“AI studies like this show that not all dense breasts are created equal; There are specific and complex breast tissue patterns that predict a higher risk of breast cancer,” Heacock noted. “AI can identify patterns that are imperceptible to the human eye or are only visible by training on hundreds of thousands of mammograms.”
They believe the AI identifies missed cancers and characteristics of breast cancer that could predict future cancer development.
“The interesting message of this article is that AI can be used to identify areas of a mammogram or other mammographic features that are not yet cancerous (and therefore cannot be diagnosed at this time) but which could transform in cancer over the next five years,” Reitherman said. . “This capability can direct appropriate more sensitive resources such as breast ultrasound or breast MRI to integrate into the woman’s screening management. Risk reduction management techniques such as endocrine blockade may also become more important.
“I would absolutely be willing to use this technology if there was human regulation,” Reitherman said. “The human interface is essential – there must be controls.”
AI is already being used in women’s health.
“Mammography has been using AI as part of ‘computer-aided detection, aka CAD, since (Food and Drug Administration) approval in 1998,” said Dr Kenneth Mengmedical director of the Breast Imaging and Diagnostic Center at the Cancer Prevention and Treatment Center at Providence St. Joseph’s Hospital in California.
“Currently, there have been advancements in various forms of computer-aided detection, but no one relies solely on these systems,” said Meng, who was not involved in the study. Medical News Today. “I would say that most mammograms are read with some form of computer-aided detection (with a few marks of areas of concern detected by the software algorithm, but usually at the end of the read). These can inform the radiologist of take a second look, but ultimately there is a lot of disagreement between the CAD markings and the radiologist’s final interpretation at the time.
Experts say it seems inevitable that the role of AI in healthcare will continue to grow. It can help in many different areas, including administration, patient engagement, surgical robots, and diagnostics, according to report published in 2019.
As the current study notes, radiology is an area of medicine where AI appears to be well suited – they can use thousands of images in their memory to compare them to one image to determine if cancer is present. or if there are any conditions that could lead to cancer.
However, several hurdles need to be overcome before AI can be integrated into diagnostic procedures, such as predicting future cancer. According to the report, “For widespread adoption to take place, AI systems must be approved by regulators, integrated with EHR systems, standardized to a sufficient degree that similar products perform similarly, taught to clinicians , paid for by public or private paying agencies and updated over time in the field.
Additionally, AI systems will augment clinicians first rather than replace them.

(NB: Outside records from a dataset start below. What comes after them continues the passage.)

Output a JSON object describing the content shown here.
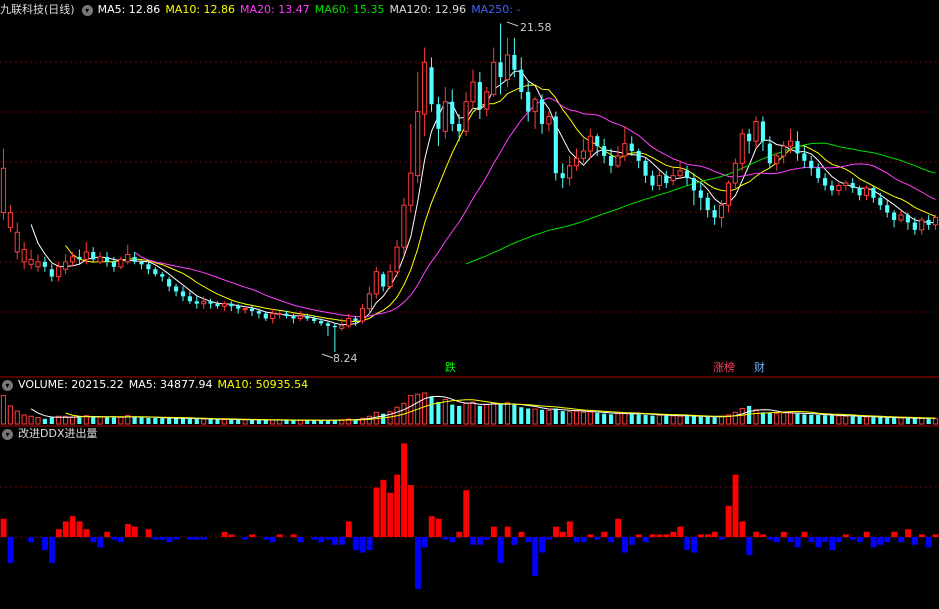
{
  "stock": {
    "title": "九联科技(日线)"
  },
  "indicators": {
    "ma5": "MA5: 12.86",
    "ma10": "MA10: 12.86",
    "ma20": "MA20: 13.47",
    "ma60": "MA60: 15.35",
    "ma120": "MA120: 12.96",
    "ma250": "MA250: -"
  },
  "volume_header": {
    "volume": "VOLUME: 20215.22",
    "ma5": "MA5: 34877.94",
    "ma10": "MA10: 50935.54"
  },
  "ddx_header": {
    "title": "改进DDX进出量"
  },
  "annotations": {
    "high": "21.58",
    "low": "8.24"
  },
  "markers": {
    "m1": "跌",
    "m2": "涨榜",
    "m3": "财"
  },
  "colors": {
    "up": "#ff3c3c",
    "down": "#54ffff",
    "ma5": "#ffffff",
    "ma10": "#ffff00",
    "ma20": "#ff40ff",
    "ma60": "#00e000",
    "ma120": "#dddddd",
    "ma250": "#4060ff",
    "grid": "#7a0000",
    "ddx_pos": "#ff0000",
    "ddx_neg": "#0000ff"
  },
  "chart_data": {
    "type": "candlestick",
    "y_range": [
      8.24,
      21.58
    ],
    "max_label": 21.58,
    "min_label": 8.24,
    "candles": [
      [
        13.9,
        15.7,
        16.5,
        13.6
      ],
      [
        13.3,
        13.9,
        14.2,
        13.1
      ],
      [
        12.3,
        13.1,
        13.5,
        12.0
      ],
      [
        11.9,
        12.4,
        12.7,
        11.6
      ],
      [
        11.8,
        12.0,
        12.4,
        11.6
      ],
      [
        11.7,
        11.9,
        12.2,
        11.5
      ],
      [
        11.9,
        11.7,
        12.1,
        11.5
      ],
      [
        11.6,
        11.3,
        11.8,
        11.1
      ],
      [
        11.3,
        11.7,
        11.9,
        11.1
      ],
      [
        11.6,
        11.9,
        12.2,
        11.4
      ],
      [
        11.9,
        12.1,
        12.3,
        11.7
      ],
      [
        12.1,
        12.0,
        12.4,
        11.8
      ],
      [
        12.0,
        12.3,
        12.7,
        11.8
      ],
      [
        12.3,
        12.0,
        12.5,
        11.9
      ],
      [
        11.9,
        12.1,
        12.3,
        11.8
      ],
      [
        12.1,
        11.9,
        12.3,
        11.7
      ],
      [
        11.9,
        11.7,
        12.1,
        11.5
      ],
      [
        11.7,
        12.0,
        12.1,
        11.6
      ],
      [
        11.9,
        12.2,
        12.6,
        11.8
      ],
      [
        12.1,
        11.9,
        12.3,
        11.8
      ],
      [
        11.9,
        11.8,
        12.0,
        11.6
      ],
      [
        11.8,
        11.6,
        11.9,
        11.4
      ],
      [
        11.6,
        11.4,
        11.7,
        11.3
      ],
      [
        11.4,
        11.3,
        11.5,
        11.1
      ],
      [
        11.2,
        10.9,
        11.3,
        10.7
      ],
      [
        10.9,
        10.7,
        11.0,
        10.5
      ],
      [
        10.7,
        10.5,
        10.9,
        10.3
      ],
      [
        10.5,
        10.3,
        10.7,
        10.2
      ],
      [
        10.3,
        10.2,
        10.5,
        10.0
      ],
      [
        10.2,
        10.3,
        10.5,
        10.0
      ],
      [
        10.3,
        10.2,
        10.4,
        10.0
      ],
      [
        10.2,
        10.1,
        10.3,
        10.0
      ],
      [
        10.1,
        10.2,
        10.3,
        9.9
      ],
      [
        10.2,
        10.1,
        10.3,
        9.9
      ],
      [
        10.1,
        10.0,
        10.2,
        9.8
      ],
      [
        10.0,
        10.0,
        10.1,
        9.8
      ],
      [
        10.0,
        9.9,
        10.1,
        9.7
      ],
      [
        9.9,
        9.8,
        10.0,
        9.6
      ],
      [
        9.8,
        9.6,
        9.9,
        9.5
      ],
      [
        9.6,
        9.8,
        10.0,
        9.4
      ],
      [
        9.8,
        9.8,
        9.9,
        9.6
      ],
      [
        9.8,
        9.7,
        9.9,
        9.6
      ],
      [
        9.7,
        9.6,
        9.8,
        9.4
      ],
      [
        9.6,
        9.7,
        9.9,
        9.5
      ],
      [
        9.7,
        9.6,
        9.8,
        9.5
      ],
      [
        9.6,
        9.5,
        9.7,
        9.4
      ],
      [
        9.5,
        9.4,
        9.6,
        9.3
      ],
      [
        9.4,
        9.3,
        9.5,
        8.9
      ],
      [
        9.3,
        9.25,
        9.4,
        8.24
      ],
      [
        9.2,
        9.3,
        9.6,
        9.1
      ],
      [
        9.3,
        9.6,
        9.8,
        9.2
      ],
      [
        9.6,
        9.5,
        9.7,
        9.3
      ],
      [
        9.5,
        10.0,
        10.2,
        9.4
      ],
      [
        10.0,
        10.6,
        10.9,
        9.8
      ],
      [
        10.6,
        11.5,
        11.7,
        10.4
      ],
      [
        11.4,
        10.9,
        11.5,
        10.7
      ],
      [
        10.9,
        11.5,
        11.8,
        10.8
      ],
      [
        11.5,
        12.5,
        12.8,
        11.3
      ],
      [
        12.5,
        14.2,
        14.5,
        12.2
      ],
      [
        14.2,
        15.5,
        17.5,
        13.9
      ],
      [
        15.4,
        18.0,
        19.6,
        15.1
      ],
      [
        17.9,
        20.0,
        20.6,
        17.0
      ],
      [
        19.8,
        18.3,
        20.2,
        18.0
      ],
      [
        18.3,
        17.3,
        18.6,
        16.6
      ],
      [
        17.2,
        18.4,
        19.0,
        16.9
      ],
      [
        18.4,
        17.5,
        18.9,
        17.2
      ],
      [
        17.5,
        17.2,
        17.9,
        16.8
      ],
      [
        17.2,
        18.4,
        18.8,
        17.0
      ],
      [
        18.4,
        19.2,
        19.7,
        18.1
      ],
      [
        19.2,
        18.1,
        19.6,
        17.7
      ],
      [
        18.1,
        18.8,
        19.0,
        17.8
      ],
      [
        18.7,
        20.0,
        20.6,
        18.6
      ],
      [
        20.0,
        19.4,
        21.58,
        18.7
      ],
      [
        19.3,
        20.3,
        21.0,
        19.0
      ],
      [
        20.3,
        19.7,
        21.0,
        19.4
      ],
      [
        19.7,
        18.8,
        20.2,
        18.5
      ],
      [
        18.8,
        18.0,
        19.2,
        17.6
      ],
      [
        18.0,
        18.5,
        18.6,
        17.3
      ],
      [
        18.5,
        17.5,
        18.7,
        17.1
      ],
      [
        17.5,
        17.8,
        18.0,
        17.2
      ],
      [
        17.8,
        15.5,
        18.0,
        15.2
      ],
      [
        15.5,
        15.3,
        15.9,
        14.9
      ],
      [
        15.3,
        15.8,
        16.2,
        15.0
      ],
      [
        15.8,
        16.1,
        16.5,
        15.6
      ],
      [
        16.1,
        16.4,
        16.9,
        15.9
      ],
      [
        16.4,
        17.0,
        17.3,
        16.1
      ],
      [
        17.0,
        16.6,
        17.1,
        16.2
      ],
      [
        16.6,
        16.2,
        16.9,
        15.9
      ],
      [
        16.2,
        15.8,
        16.5,
        15.5
      ],
      [
        15.8,
        16.2,
        16.6,
        15.7
      ],
      [
        16.2,
        16.7,
        17.4,
        16.0
      ],
      [
        16.7,
        16.4,
        17.0,
        16.2
      ],
      [
        16.4,
        16.0,
        16.5,
        15.7
      ],
      [
        16.0,
        15.4,
        16.1,
        15.1
      ],
      [
        15.4,
        15.0,
        15.6,
        14.8
      ],
      [
        15.0,
        15.4,
        15.6,
        14.8
      ],
      [
        15.4,
        15.1,
        15.6,
        14.9
      ],
      [
        15.2,
        15.4,
        15.7,
        15.0
      ],
      [
        15.4,
        15.6,
        16.0,
        15.3
      ],
      [
        15.6,
        15.3,
        15.8,
        15.0
      ],
      [
        15.3,
        14.8,
        15.5,
        14.2
      ],
      [
        14.8,
        14.5,
        15.1,
        14.0
      ],
      [
        14.5,
        14.0,
        14.7,
        13.7
      ],
      [
        14.0,
        13.7,
        14.2,
        13.4
      ],
      [
        13.7,
        14.2,
        14.4,
        13.3
      ],
      [
        14.2,
        15.1,
        15.2,
        13.9
      ],
      [
        15.1,
        15.9,
        16.1,
        14.9
      ],
      [
        15.9,
        17.1,
        17.3,
        15.6
      ],
      [
        17.1,
        16.8,
        17.3,
        16.3
      ],
      [
        16.8,
        17.6,
        17.8,
        16.5
      ],
      [
        17.6,
        16.8,
        17.8,
        16.4
      ],
      [
        16.7,
        15.9,
        17.0,
        15.7
      ],
      [
        15.9,
        16.2,
        16.3,
        15.6
      ],
      [
        16.2,
        16.6,
        16.8,
        15.9
      ],
      [
        16.6,
        16.8,
        17.3,
        16.3
      ],
      [
        16.8,
        16.3,
        17.2,
        16.0
      ],
      [
        16.3,
        16.0,
        16.6,
        15.7
      ],
      [
        16.0,
        15.7,
        16.2,
        15.4
      ],
      [
        15.7,
        15.3,
        15.9,
        15.1
      ],
      [
        15.3,
        15.0,
        15.5,
        14.8
      ],
      [
        15.0,
        14.8,
        15.2,
        14.6
      ],
      [
        14.8,
        15.0,
        15.1,
        14.6
      ],
      [
        15.0,
        15.1,
        15.2,
        14.8
      ],
      [
        15.1,
        14.9,
        15.3,
        14.7
      ],
      [
        14.9,
        14.6,
        15.0,
        14.4
      ],
      [
        14.6,
        14.9,
        15.0,
        14.4
      ],
      [
        14.9,
        14.5,
        15.0,
        14.3
      ],
      [
        14.5,
        14.2,
        14.7,
        14.0
      ],
      [
        14.2,
        13.9,
        14.4,
        13.7
      ],
      [
        13.9,
        13.6,
        14.0,
        13.3
      ],
      [
        13.6,
        13.8,
        14.0,
        13.5
      ],
      [
        13.8,
        13.5,
        13.9,
        13.2
      ],
      [
        13.5,
        13.2,
        13.7,
        13.0
      ],
      [
        13.2,
        13.6,
        13.7,
        13.0
      ],
      [
        13.6,
        13.4,
        13.8,
        13.2
      ],
      [
        13.4,
        13.7,
        13.8,
        13.2
      ]
    ],
    "volume": [
      22000,
      14000,
      10000,
      7000,
      6000,
      5000,
      4000,
      5000,
      6000,
      6000,
      5500,
      5000,
      6500,
      6000,
      5500,
      5200,
      5000,
      5200,
      6500,
      5500,
      5000,
      4800,
      4600,
      4500,
      4700,
      4300,
      4200,
      4000,
      3900,
      3800,
      3700,
      3600,
      3500,
      3400,
      3300,
      3200,
      3100,
      3000,
      3200,
      3100,
      3000,
      2900,
      2900,
      3000,
      2900,
      2800,
      2800,
      2900,
      3400,
      3300,
      3800,
      3500,
      4500,
      6000,
      9000,
      8000,
      9500,
      13000,
      16000,
      22000,
      23000,
      24000,
      21000,
      17000,
      19000,
      15000,
      14000,
      16000,
      17000,
      14000,
      15000,
      16000,
      15000,
      16500,
      15000,
      13000,
      12000,
      11500,
      11000,
      10500,
      12000,
      10000,
      9500,
      10000,
      9000,
      9500,
      8500,
      8000,
      7500,
      8000,
      8500,
      8000,
      7500,
      7000,
      6500,
      6800,
      6500,
      6300,
      6200,
      6000,
      5800,
      5600,
      5400,
      5200,
      6000,
      7000,
      9000,
      12000,
      14000,
      11000,
      9000,
      8500,
      8000,
      8500,
      9000,
      8000,
      7500,
      7200,
      7000,
      6800,
      6500,
      6300,
      6000,
      5800,
      5600,
      5400,
      5200,
      5000,
      4800,
      4700,
      4600,
      4500,
      4400,
      4300,
      4200,
      4100
    ],
    "ddx": [
      0.7,
      -1.0,
      0,
      0,
      -0.2,
      0,
      -0.5,
      -1.0,
      0.3,
      0.6,
      0.8,
      0.6,
      0.3,
      -0.2,
      -0.4,
      0.2,
      -0.1,
      -0.2,
      0.5,
      0.4,
      0,
      0.3,
      -0.1,
      -0.1,
      -0.2,
      -0.1,
      0,
      -0.1,
      -0.1,
      -0.1,
      0,
      0,
      0.2,
      0.1,
      0,
      -0.1,
      0.1,
      0,
      -0.1,
      -0.2,
      0.1,
      0,
      0.1,
      -0.2,
      0,
      -0.1,
      -0.2,
      -0.1,
      -0.3,
      -0.3,
      0.6,
      -0.5,
      -0.6,
      -0.5,
      1.9,
      2.2,
      1.7,
      2.4,
      3.6,
      2.0,
      -2.0,
      -0.4,
      0.8,
      0.7,
      -0.1,
      -0.2,
      0.2,
      1.8,
      -0.3,
      -0.3,
      -0.1,
      0.4,
      -1.0,
      0.4,
      -0.3,
      0.2,
      -0.2,
      -1.5,
      -0.6,
      -0.1,
      0.4,
      0.2,
      0.6,
      -0.2,
      -0.2,
      0.1,
      -0.1,
      0.2,
      -0.2,
      0.7,
      -0.6,
      -0.3,
      0.1,
      -0.2,
      0.1,
      0.1,
      0.1,
      0.2,
      0.4,
      -0.5,
      -0.6,
      0.1,
      0.1,
      0.2,
      -0.1,
      1.2,
      2.4,
      0.6,
      -0.7,
      0.2,
      0.1,
      -0.1,
      -0.2,
      0.2,
      -0.2,
      -0.4,
      0.2,
      -0.2,
      -0.4,
      -0.2,
      -0.5,
      -0.2,
      0.1,
      -0.1,
      -0.2,
      0.2,
      -0.4,
      -0.3,
      -0.2,
      0.2,
      -0.2,
      0.3,
      -0.3,
      0.1,
      -0.4,
      0.1
    ]
  }
}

“The human interface is key. There have to be controls,” Reitherman said.
AI is becoming more widespread, although it still has a long way to go.
“I’m a big proponent of integrating AI into women’s medical care,” Meng said. “In specialized facilities, it will still be some time before AI shows a big advantage, but it could in the short term provide some basic consistency or a standard floor for places that may not have access to expert radiologists.”